Another district court similarly rejected arguments about individualized damages in Wallace v. Powell, 2013 WL 2042369 (M.D. Pa. May 14, 2013). There a class of people who had been detained as juveniles sued various defendants for a conspiracy to deprive them of their constitutional rights to an impartial tribunal, counsel and a knowing and voluntary guilty plea. The defendants argued that the high court's recent decision in Comcast precluded certification of an issues class for liability. The district court disagreed. First, it noted that Comcast involved a unique and distinguishable situation: It was an antitrust case in which no party had contested the trial court's conclusion that Rule 23(b)(3)'s predominance requirement meant that the plaintiffs must show that the damages for their antitrust injury were measurable on a classwide basis using common methodology. Second, it noted that Comcast involved certification of the entire class under Rule 23(b)(3), not a liability-only issues class under Rule 23(c)(4). Third, the district court pointed out what justices Ruth Bader Ginsburg and Stephen Breyer had observed in their Comcast dissent: that it was "well nigh universal" in both case law and commentaries that Rule 23(b)(3)'s predominance requirement could be satisfied even though the amount of damages in a case would have to be calculated individually. The majority in Comcast had made no pretense of changing what Ginsburg and Breyer had called "this 'black letter rule' " (id. at *18; citation omitted), even for cases in which the entire case was certified, rather than just an issue.

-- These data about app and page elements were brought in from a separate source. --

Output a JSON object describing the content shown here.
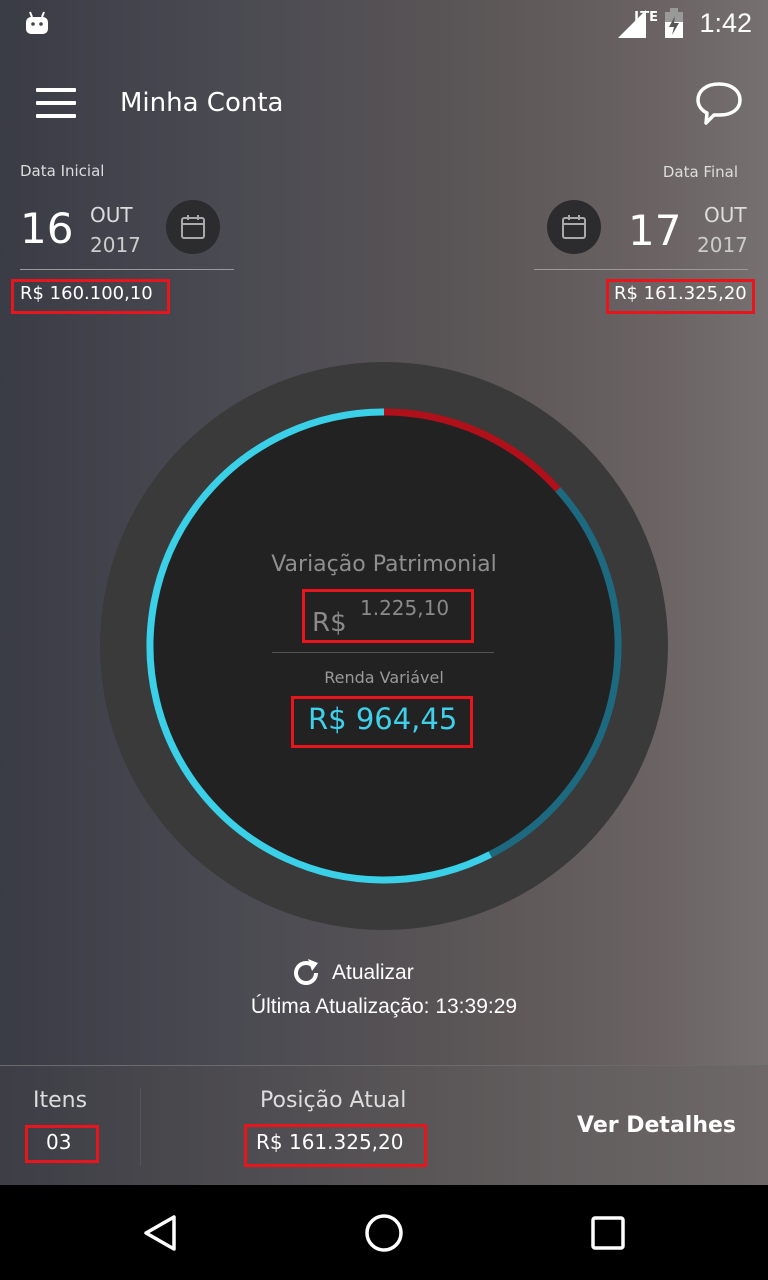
{
  "status_bar": {
    "network": "LTE",
    "time": "1:42"
  },
  "header": {
    "title": "Minha Conta"
  },
  "start": {
    "label": "Data Inicial",
    "day": "16",
    "month": "OUT",
    "year": "2017",
    "amount": "R$ 160.100,10"
  },
  "end": {
    "label": "Data Final",
    "day": "17",
    "month": "OUT",
    "year": "2017",
    "amount": "R$ 161.325,20"
  },
  "gauge": {
    "title": "Variação Patrimonial",
    "currency": "R$",
    "variation": "1.225,10",
    "subtitle": "Renda Variável",
    "value": "R$ 964,45",
    "colors": {
      "cyan": "#3ad0e8",
      "dark_teal": "#1d6a80",
      "red": "#b0101a"
    }
  },
  "refresh": {
    "label": "Atualizar",
    "last_update": "Última Atualização: 13:39:29"
  },
  "footer": {
    "items_label": "Itens",
    "items_value": "03",
    "position_label": "Posição Atual",
    "position_value": "R$ 161.325,20",
    "details_label": "Ver Detalhes"
  },
  "icons": [
    "android-icon",
    "lte-signal-icon",
    "battery-icon",
    "menu-icon",
    "chat-icon",
    "calendar-icon",
    "refresh-icon",
    "back-icon",
    "home-icon",
    "recents-icon"
  ]
}
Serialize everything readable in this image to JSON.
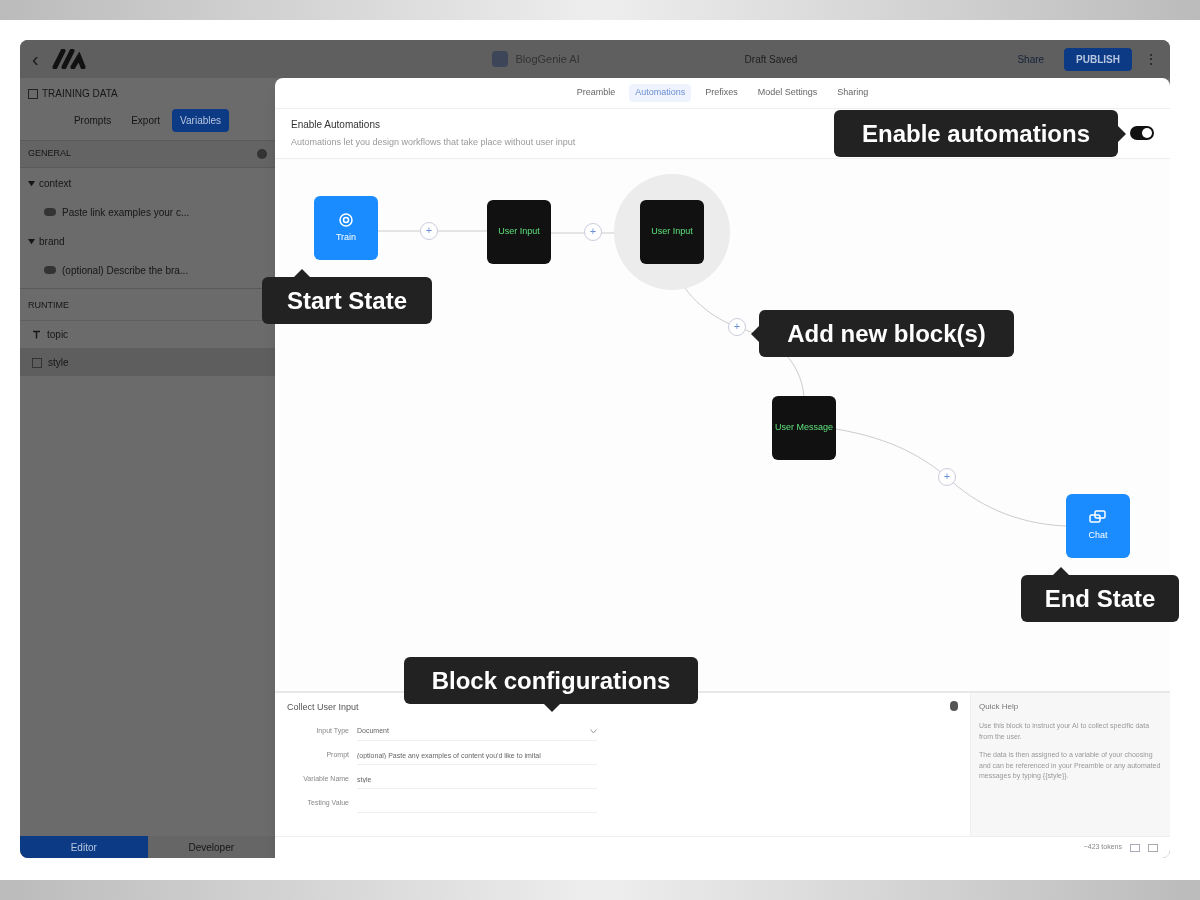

The district court also easily distinguished Dukes. The Dukes opinion focused on the differences among class members' claims to determine only whether there was a single common issue at all. When — as in the case before it — there were many, the question then turned to whether resolution of the core issues would materially advance the litigation. Moreover, the court noted, the Dukes opinion had said that there could have been a predominating common issue if the class there had been limited to a single supervisor. The primary problem in Dukes was that the defendant's conduct had differed supervisor by supervisor, but in Wallace the same key players were alleged to have engaged in identical conduct. Thus, Dukes had no bearing on the issues class the Wallace court ultimately certified.

Other courts, too, have found Dukes i napposite to the questions raised by issues-class certification. For example, in McReynolds v. Merrill Lynch, Pierce, Fenner & Smith, 672 F.3d 482, 490-91 (7th Cir. 2012), Judge Richard Posner, after analyzing Dukes, held that a district court had erred in deciding not to certify an issues class in an employment discrimination case. See also Easterling v. Connecticut Dep't of Correction, 278 F.R.D. 41, 46 (D. Conn. 2011) (rejecting a Dukes challenge to certification of an issues class, and citing the Second Circuit's admonition to " 'take full advantage [of Rule 23(c)(4)] to reduce the range of disputed issues in complex litigation and achieve judicial efficiencies' ") (citation omitted).

As defendants continue to challenge a court's ability to certify classes that require individualized proof of damages, one can expect plaintiffs to increasingly seek — at least in the alternative — certification of issues classes involving a single cause of action or the issue of liability using Rule 23(c)(4).

J. Russell Jackson represents plaintiffs in class actions at Jackson Advocates LLC in New York and St. Louis.